▶ [Your instructions]: Below is a set of records. Repeat all of them exactly.

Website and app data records

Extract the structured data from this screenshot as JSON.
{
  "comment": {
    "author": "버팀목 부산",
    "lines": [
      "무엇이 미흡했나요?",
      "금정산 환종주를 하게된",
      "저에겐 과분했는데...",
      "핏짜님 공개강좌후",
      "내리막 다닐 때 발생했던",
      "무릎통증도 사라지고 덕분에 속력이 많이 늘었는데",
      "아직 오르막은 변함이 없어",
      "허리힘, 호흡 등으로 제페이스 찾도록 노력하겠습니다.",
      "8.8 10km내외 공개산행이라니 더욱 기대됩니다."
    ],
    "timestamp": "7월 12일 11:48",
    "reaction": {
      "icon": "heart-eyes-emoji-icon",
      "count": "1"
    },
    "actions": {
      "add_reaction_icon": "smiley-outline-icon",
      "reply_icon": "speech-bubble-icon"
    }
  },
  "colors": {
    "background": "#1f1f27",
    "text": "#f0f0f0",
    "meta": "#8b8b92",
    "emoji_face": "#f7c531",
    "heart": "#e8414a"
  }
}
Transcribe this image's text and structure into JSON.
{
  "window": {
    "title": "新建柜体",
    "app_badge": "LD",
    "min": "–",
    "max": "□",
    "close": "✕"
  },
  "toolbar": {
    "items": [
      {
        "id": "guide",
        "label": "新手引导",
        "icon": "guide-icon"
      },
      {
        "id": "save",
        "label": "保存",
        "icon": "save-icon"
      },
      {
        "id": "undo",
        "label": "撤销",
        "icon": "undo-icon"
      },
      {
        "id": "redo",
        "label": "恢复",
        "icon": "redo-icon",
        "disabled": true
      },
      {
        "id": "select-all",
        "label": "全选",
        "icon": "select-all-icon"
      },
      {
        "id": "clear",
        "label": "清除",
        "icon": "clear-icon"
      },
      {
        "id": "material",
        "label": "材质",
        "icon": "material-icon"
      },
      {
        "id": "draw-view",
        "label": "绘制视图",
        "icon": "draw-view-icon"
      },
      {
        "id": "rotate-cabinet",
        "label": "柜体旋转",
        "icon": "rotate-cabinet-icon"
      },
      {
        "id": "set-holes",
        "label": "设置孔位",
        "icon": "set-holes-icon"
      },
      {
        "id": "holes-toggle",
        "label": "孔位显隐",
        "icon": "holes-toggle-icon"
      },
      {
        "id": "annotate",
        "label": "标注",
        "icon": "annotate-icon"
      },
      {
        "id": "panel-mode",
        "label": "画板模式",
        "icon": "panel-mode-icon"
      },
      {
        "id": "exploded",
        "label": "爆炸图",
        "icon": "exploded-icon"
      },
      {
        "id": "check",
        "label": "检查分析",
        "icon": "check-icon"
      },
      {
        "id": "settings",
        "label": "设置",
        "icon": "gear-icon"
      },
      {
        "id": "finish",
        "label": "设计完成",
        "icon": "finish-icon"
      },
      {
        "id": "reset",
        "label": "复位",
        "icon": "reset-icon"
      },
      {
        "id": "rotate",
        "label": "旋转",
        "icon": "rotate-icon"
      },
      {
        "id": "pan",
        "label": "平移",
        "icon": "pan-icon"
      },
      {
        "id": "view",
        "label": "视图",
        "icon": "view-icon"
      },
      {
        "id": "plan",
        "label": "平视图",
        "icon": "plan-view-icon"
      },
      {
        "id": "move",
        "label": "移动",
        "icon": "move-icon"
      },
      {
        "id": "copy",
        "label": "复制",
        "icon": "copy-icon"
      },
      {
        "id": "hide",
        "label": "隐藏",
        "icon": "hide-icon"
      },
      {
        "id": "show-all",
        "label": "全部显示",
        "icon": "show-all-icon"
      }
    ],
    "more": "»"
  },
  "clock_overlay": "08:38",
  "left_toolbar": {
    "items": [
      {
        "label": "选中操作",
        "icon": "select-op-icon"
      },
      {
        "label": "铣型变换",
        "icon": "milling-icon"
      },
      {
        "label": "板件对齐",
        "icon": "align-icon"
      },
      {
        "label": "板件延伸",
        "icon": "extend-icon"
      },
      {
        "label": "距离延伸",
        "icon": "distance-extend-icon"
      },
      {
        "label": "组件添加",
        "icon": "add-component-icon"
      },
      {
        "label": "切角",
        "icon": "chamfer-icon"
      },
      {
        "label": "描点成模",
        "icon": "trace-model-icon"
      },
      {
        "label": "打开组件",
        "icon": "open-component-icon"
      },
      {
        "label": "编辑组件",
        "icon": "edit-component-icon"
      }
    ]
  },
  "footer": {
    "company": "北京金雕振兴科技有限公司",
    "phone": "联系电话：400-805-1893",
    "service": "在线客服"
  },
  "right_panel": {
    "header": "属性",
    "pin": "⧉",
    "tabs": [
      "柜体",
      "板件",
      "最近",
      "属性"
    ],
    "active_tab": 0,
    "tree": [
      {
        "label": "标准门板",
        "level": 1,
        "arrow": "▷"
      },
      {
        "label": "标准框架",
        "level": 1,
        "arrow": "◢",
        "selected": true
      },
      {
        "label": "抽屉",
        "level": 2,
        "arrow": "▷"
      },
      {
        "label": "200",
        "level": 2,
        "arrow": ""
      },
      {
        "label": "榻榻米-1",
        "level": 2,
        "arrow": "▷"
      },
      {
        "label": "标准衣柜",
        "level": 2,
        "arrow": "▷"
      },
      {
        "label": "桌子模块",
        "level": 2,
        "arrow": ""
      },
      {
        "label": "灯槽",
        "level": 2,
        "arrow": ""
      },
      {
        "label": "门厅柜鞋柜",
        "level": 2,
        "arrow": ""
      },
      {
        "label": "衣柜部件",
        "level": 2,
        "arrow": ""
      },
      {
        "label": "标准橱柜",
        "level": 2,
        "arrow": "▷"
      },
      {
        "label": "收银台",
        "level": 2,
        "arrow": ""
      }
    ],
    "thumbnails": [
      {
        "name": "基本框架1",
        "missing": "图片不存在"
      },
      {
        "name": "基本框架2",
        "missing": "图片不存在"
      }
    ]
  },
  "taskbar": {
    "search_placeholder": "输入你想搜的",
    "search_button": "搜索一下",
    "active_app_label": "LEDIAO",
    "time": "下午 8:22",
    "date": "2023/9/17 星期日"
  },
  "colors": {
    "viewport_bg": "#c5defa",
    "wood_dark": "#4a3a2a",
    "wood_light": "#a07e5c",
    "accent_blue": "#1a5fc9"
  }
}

▶ [Answer box]:
Extract the structured data from this screenshot as JSON.
{
  "comment": {
    "author": "버팀목 부산",
    "lines": [
      "무엇이 미흡했나요?",
      "금정산 환종주를 하게된",
      "저에겐 과분했는데...",
      "핏짜님 공개강좌후",
      "내리막 다닐 때 발생했던",
      "무릎통증도 사라지고 덕분에 속력이 많이 늘었는데",
      "아직 오르막은 변함이 없어",
      "허리힘, 호흡 등으로 제페이스 찾도록 노력하겠습니다.",
      "8.8 10km내외 공개산행이라니 더욱 기대됩니다."
    ],
    "timestamp": "7월 12일 11:48",
    "reaction": {
      "icon": "heart-eyes-emoji-icon",
      "count": "1"
    },
    "actions": {
      "add_reaction_icon": "smiley-outline-icon",
      "reply_icon": "speech-bubble-icon"
    }
  },
  "colors": {
    "background": "#1f1f27",
    "text": "#f0f0f0",
    "meta": "#8b8b92",
    "emoji_face": "#f7c531",
    "heart": "#e8414a"
  }
}
Transcribe this image's text and structure into JSON.
{
  "window": {
    "title": "新建柜体",
    "app_badge": "LD",
    "min": "–",
    "max": "□",
    "close": "✕"
  },
  "toolbar": {
    "items": [
      {
        "id": "guide",
        "label": "新手引导",
        "icon": "guide-icon"
      },
      {
        "id": "save",
        "label": "保存",
        "icon": "save-icon"
      },
      {
        "id": "undo",
        "label": "撤销",
        "icon": "undo-icon"
      },
      {
        "id": "redo",
        "label": "恢复",
        "icon": "redo-icon",
        "disabled": true
      },
      {
        "id": "select-all",
        "label": "全选",
        "icon": "select-all-icon"
      },
      {
        "id": "clear",
        "label": "清除",
        "icon": "clear-icon"
      },
      {
        "id": "material",
        "label": "材质",
        "icon": "material-icon"
      },
      {
        "id": "draw-view",
        "label": "绘制视图",
        "icon": "draw-view-icon"
      },
      {
        "id": "rotate-cabinet",
        "label": "柜体旋转",
        "icon": "rotate-cabinet-icon"
      },
      {
        "id": "set-holes",
        "label": "设置孔位",
        "icon": "set-holes-icon"
      },
      {
        "id": "holes-toggle",
        "label": "孔位显隐",
        "icon": "holes-toggle-icon"
      },
      {
        "id": "annotate",
        "label": "标注",
        "icon": "annotate-icon"
      },
      {
        "id": "panel-mode",
        "label": "画板模式",
        "icon": "panel-mode-icon"
      },
      {
        "id": "exploded",
        "label": "爆炸图",
        "icon": "exploded-icon"
      },
      {
        "id": "check",
        "label": "检查分析",
        "icon": "check-icon"
      },
      {
        "id": "settings",
        "label": "设置",
        "icon": "gear-icon"
      },
      {
        "id": "finish",
        "label": "设计完成",
        "icon": "finish-icon"
      },
      {
        "id": "reset",
        "label": "复位",
        "icon": "reset-icon"
      },
      {
        "id": "rotate",
        "label": "旋转",
        "icon": "rotate-icon"
      },
      {
        "id": "pan",
        "label": "平移",
        "icon": "pan-icon"
      },
      {
        "id": "view",
        "label": "视图",
        "icon": "view-icon"
      },
      {
        "id": "plan",
        "label": "平视图",
        "icon": "plan-view-icon"
      },
      {
        "id": "move",
        "label": "移动",
        "icon": "move-icon"
      },
      {
        "id": "copy",
        "label": "复制",
        "icon": "copy-icon"
      },
      {
        "id": "hide",
        "label": "隐藏",
        "icon": "hide-icon"
      },
      {
        "id": "show-all",
        "label": "全部显示",
        "icon": "show-all-icon"
      }
    ],
    "more": "»"
  },
  "clock_overlay": "08:38",
  "left_toolbar": {
    "items": [
      {
        "label": "选中操作",
        "icon": "select-op-icon"
      },
      {
        "label": "铣型变换",
        "icon": "milling-icon"
      },
      {
        "label": "板件对齐",
        "icon": "align-icon"
      },
      {
        "label": "板件延伸",
        "icon": "extend-icon"
      },
      {
        "label": "距离延伸",
        "icon": "distance-extend-icon"
      },
      {
        "label": "组件添加",
        "icon": "add-component-icon"
      },
      {
        "label": "切角",
        "icon": "chamfer-icon"
      },
      {
        "label": "描点成模",
        "icon": "trace-model-icon"
      },
      {
        "label": "打开组件",
        "icon": "open-component-icon"
      },
      {
        "label": "编辑组件",
        "icon": "edit-component-icon"
      }
    ]
  },
  "footer": {
    "company": "北京金雕振兴科技有限公司",
    "phone": "联系电话：400-805-1893",
    "service": "在线客服"
  },
  "right_panel": {
    "header": "属性",
    "pin": "⧉",
    "tabs": [
      "柜体",
      "板件",
      "最近",
      "属性"
    ],
    "active_tab": 0,
    "tree": [
      {
        "label": "标准门板",
        "level": 1,
        "arrow": "▷"
      },
      {
        "label": "标准框架",
        "level": 1,
        "arrow": "◢",
        "selected": true
      },
      {
        "label": "抽屉",
        "level": 2,
        "arrow": "▷"
      },
      {
        "label": "200",
        "level": 2,
        "arrow": ""
      },
      {
        "label": "榻榻米-1",
        "level": 2,
        "arrow": "▷"
      },
      {
        "label": "标准衣柜",
        "level": 2,
        "arrow": "▷"
      },
      {
        "label": "桌子模块",
        "level": 2,
        "arrow": ""
      },
      {
        "label": "灯槽",
        "level": 2,
        "arrow": ""
      },
      {
        "label": "门厅柜鞋柜",
        "level": 2,
        "arrow": ""
      },
      {
        "label": "衣柜部件",
        "level": 2,
        "arrow": ""
      },
      {
        "label": "标准橱柜",
        "level": 2,
        "arrow": "▷"
      },
      {
        "label": "收银台",
        "level": 2,
        "arrow": ""
      }
    ],
    "thumbnails": [
      {
        "name": "基本框架1",
        "missing": "图片不存在"
      },
      {
        "name": "基本框架2",
        "missing": "图片不存在"
      }
    ]
  },
  "taskbar": {
    "search_placeholder": "输入你想搜的",
    "search_button": "搜索一下",
    "active_app_label": "LEDIAO",
    "time": "下午 8:22",
    "date": "2023/9/17 星期日"
  },
  "colors": {
    "viewport_bg": "#c5defa",
    "wood_dark": "#4a3a2a",
    "wood_light": "#a07e5c",
    "accent_blue": "#1a5fc9"
  }
}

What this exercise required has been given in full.